Horizontal drilling connecting two boreholes is regarded as a suitable method for oil shale in situ retorting, especially for a thinner shale layer, because it can increase the interaction between the gas and the oil shale layer, which is also beneficial to the transmission of the shale oil. In the present study, the gas channel shown in Figure 1c was designed to mimic the in situ horizontal drilling mode. With a long gas pipeline, the first sensor to register an increase was T7-#1 (located at the outlet of the bed), followed successively by T6-#1, T7-#2, T6-#2, T7-#3, and T6-#3. The highest entrance temperature near T1 was less than 150°C. The front propagation in the long pipeline, from right to left, was completely opposite to that of the short pipeline because it followed a counter-current mode (with the reaction front and feed of gas occurring on opposite sides of the bed). Moreover, the temperature of T4 increased slowly, and that of T3 required a longer time to increase.
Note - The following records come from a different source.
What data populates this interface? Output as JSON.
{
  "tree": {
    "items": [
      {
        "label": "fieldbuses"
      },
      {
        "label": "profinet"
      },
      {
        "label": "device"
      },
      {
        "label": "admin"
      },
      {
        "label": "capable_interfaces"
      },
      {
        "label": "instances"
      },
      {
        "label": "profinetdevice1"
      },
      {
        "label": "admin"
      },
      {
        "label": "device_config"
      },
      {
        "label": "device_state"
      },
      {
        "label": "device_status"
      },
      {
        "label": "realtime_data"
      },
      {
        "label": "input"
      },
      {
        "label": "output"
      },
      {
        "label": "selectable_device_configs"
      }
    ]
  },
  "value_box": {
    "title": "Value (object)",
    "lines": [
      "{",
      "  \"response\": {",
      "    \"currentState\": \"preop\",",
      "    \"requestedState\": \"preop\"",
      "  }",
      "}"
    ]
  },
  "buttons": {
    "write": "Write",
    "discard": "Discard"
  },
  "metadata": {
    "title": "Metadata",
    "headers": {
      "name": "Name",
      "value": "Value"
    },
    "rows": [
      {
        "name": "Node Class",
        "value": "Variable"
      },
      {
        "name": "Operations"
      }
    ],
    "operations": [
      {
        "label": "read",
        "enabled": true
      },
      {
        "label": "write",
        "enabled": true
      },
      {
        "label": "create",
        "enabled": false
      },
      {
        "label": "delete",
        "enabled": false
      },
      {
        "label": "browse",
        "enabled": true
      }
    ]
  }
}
Analysis of the produced gas and liquid oil and the solid residue
In this part, the products of the oil shale self-pyrolysis were analysed. During each experiment, a total of 110–130 kg of oil shale was fed into the bed. The shale oil, water and residue collected from three separate and repeated experiments are reported in Figure 4a. Compared with the Fischer analysis of both virgin and spent oil shale results in Table 1, only a small amount of shale oil (an average of 1.9%) was consumed in the oil shale self-pyrolysis process with air. The amounts of water and gas increased and the amount of residue decreased because of the oxidation of fixed carbon and volatile substances. The main components of the products were analysed as follows.
Figure 4: The product analysis. (a), The yield of products from the self-pyrolysis experiments. (b), Shale gas ignition tests. (c), Shale oil collected during the experiments. (d), Chromatogram of gas collected from an experiment. (e), TG/DTG analysis of the shale oil. (f), GC-MS spectrum of shale oil collected from the experiment.
A large quantity of pyrolysed gas was generated with the increase in temperature. The colour of the vapour changed to dense-white as the temperature increased, and a large amount of shale gas discharged even when the air was no longer supplied to the fixed bed. The gas exhibited a pungent odour and was flammable (Figure 4b). The shale gases were determined by gas chromatography (GC) (Figure 4d). The chromatograms revealed that the major hydrocarbon components were methane, ethylene, ethane, propylene, propane, butene, and butane.
Oil was gradually expelled from the bed into a jerrican during the experiment. When the experiment was stopped midway through, no liquid oil was observed in the porous medium. Like petroleum, shale oil (Figure 4c) is a black-brown material with an irritating odour. In addition to its use as a transport fuel5,6, shale oil can also serve as a virgin material for the production of numerous different value-added products28,29, such as rubber softeners, chemical intermediates, and asphalt additives.
TG analysis under N2 (Figure 4e) was carried out primarily to study the characteristics of the boiling point/range of the oil samples. The mass loss between the ambient temperature and 400°C was primarily due to the distillation of the volatile hydrocarbons at 20–280°C and of the low-molecular-weight hydrocarbons at 280–400°C; the mass loss between 400 and 500°C was due to a combination of distillation and thermal cracking of medium-molecular-weight hydrocarbons30,31,32. In this study, the mass loss at 20–280°C was 85%, indicating that the shale oil obtained from our experiments was primarily volatile hydrocarbons.
A small amount of residue, approximately 7%, remained in the pan even after the sample was to above 600°C, similar to the residue observed for crude oil30. The GC results for the liquids (Figure 4f) show that numerous hydrocarbons and derivatives were present in the collected oils, mainly as aliphatic (63.66%), aromatic (22.80%), and heteroatom (13.54%) compounds. Among these hydrocarbons, aromatic hydrocarbons were primarily produced in the first 16 min and aliphatic hydrocarbons were dominated by a bimodal distribution of n-alkane and n-alkene doublets that extended up to C34.